ETF Expense Ratios Declined or Remained Unchanged in Recent Years

In 2016, the average expense ratio of index equity ETFs fell to 0.23 percent, down from 0.24 percent in 2015. Index equity ETF average expense ratios have fallen each year since 2009, when the average was 0.34 percent. This is largely attributable to competition and economies of scale within the ETF industry, which appear to have put downward pressure on index equity ETF expense ratios since then (Figure 16 in the report).

The average expense ratio of index bond ETFs was 0.20 percent in 2016, unchanged from 2015, and down from 0.25 percent in 2009. The market for bond ETFs has been maturing. Assets have increased significantly, and the number of funds and sponsors competing for investor dollars has grown. These developments have played a part in the recent decline of index bond ETF expense ratios.

ICI’s report also explains why index ETF average expense ratios are somewhat higher than those of index mutual funds, relating the composition of assets and relative size between the two products (see page 20 of the report).

Average Money Market Fund Expense Ratios Rose in 2016

Average money market fund expense ratios rose to 0.18 percent in 2016, from 0.13 percent in 2015, as fund sponsors reacted to rising short-term interest rates by reducing fund expense waivers. The Federal Reserve raised short-term interest rates in December 2015, enabling money market funds to reduce the amount of expenses they had waived to avoid negative yields—from $5.5 billion in 2015 to $2.5 billion in 2016 (Figure 6 in the report). This led to higher average expense ratios in 2016.
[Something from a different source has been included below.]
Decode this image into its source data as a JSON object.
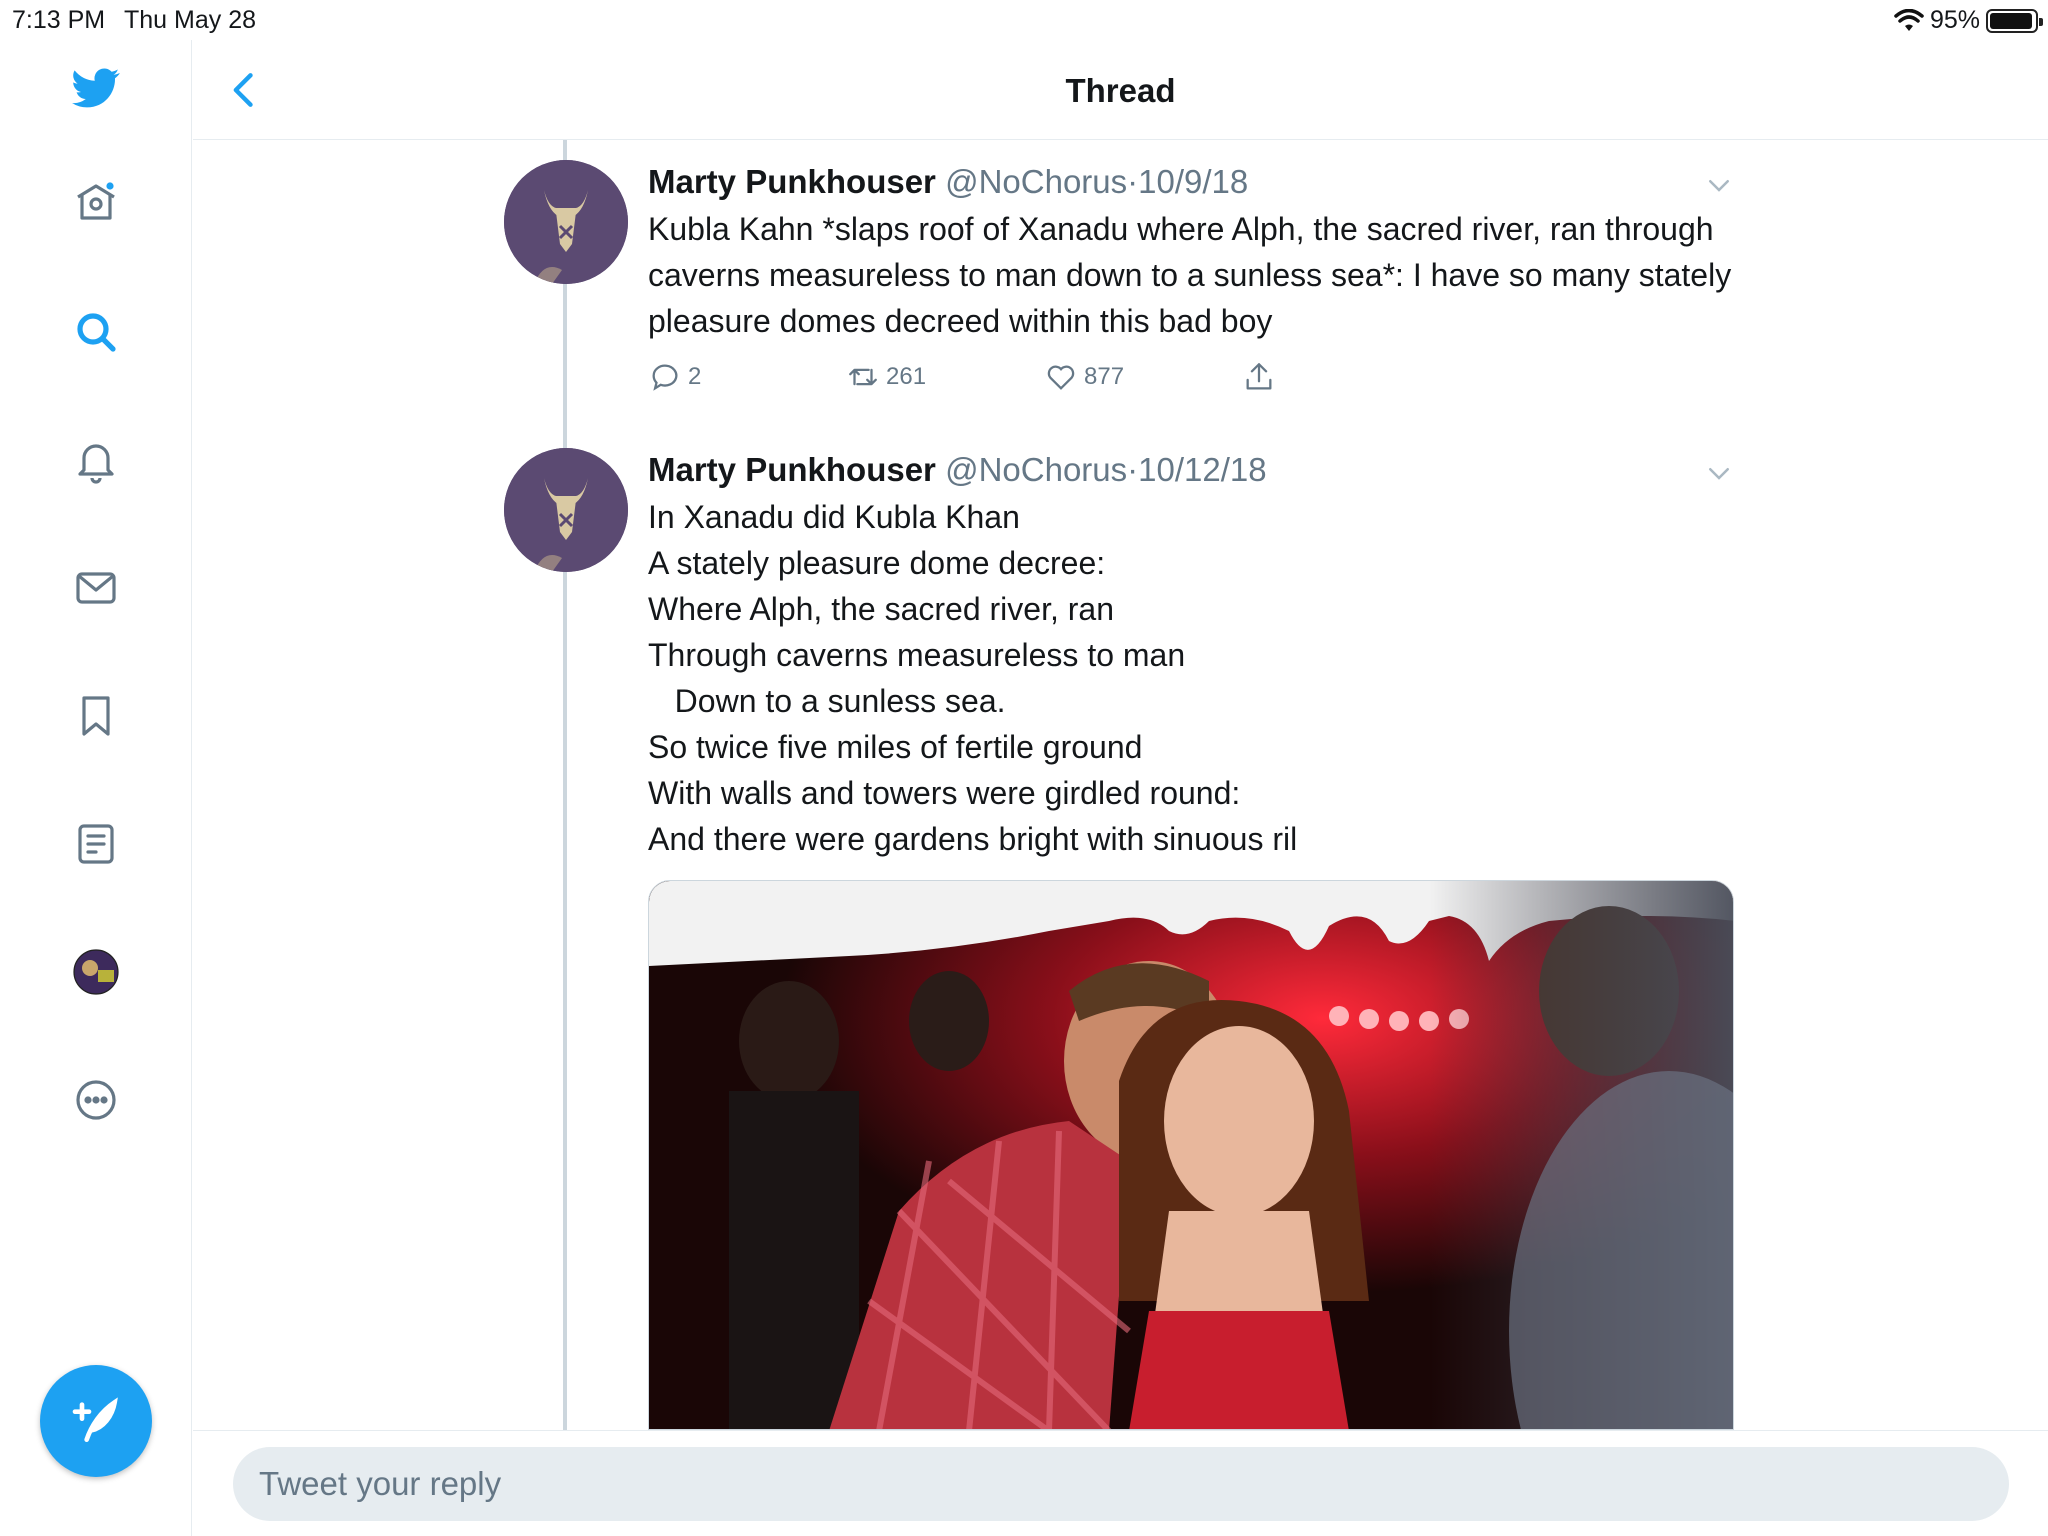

ICI Methodology

ICI evaluates fee trends using asset-weighted averages to summarize the expenses that shareholders actually pay through funds. To compute the average, ICI weights each fund’s expense ratio by that fund’s end-of-year assets. Simple averages (counting each fund’s expense ratio equally) overstate the impact of the expenses of funds in which investors hold few dollars.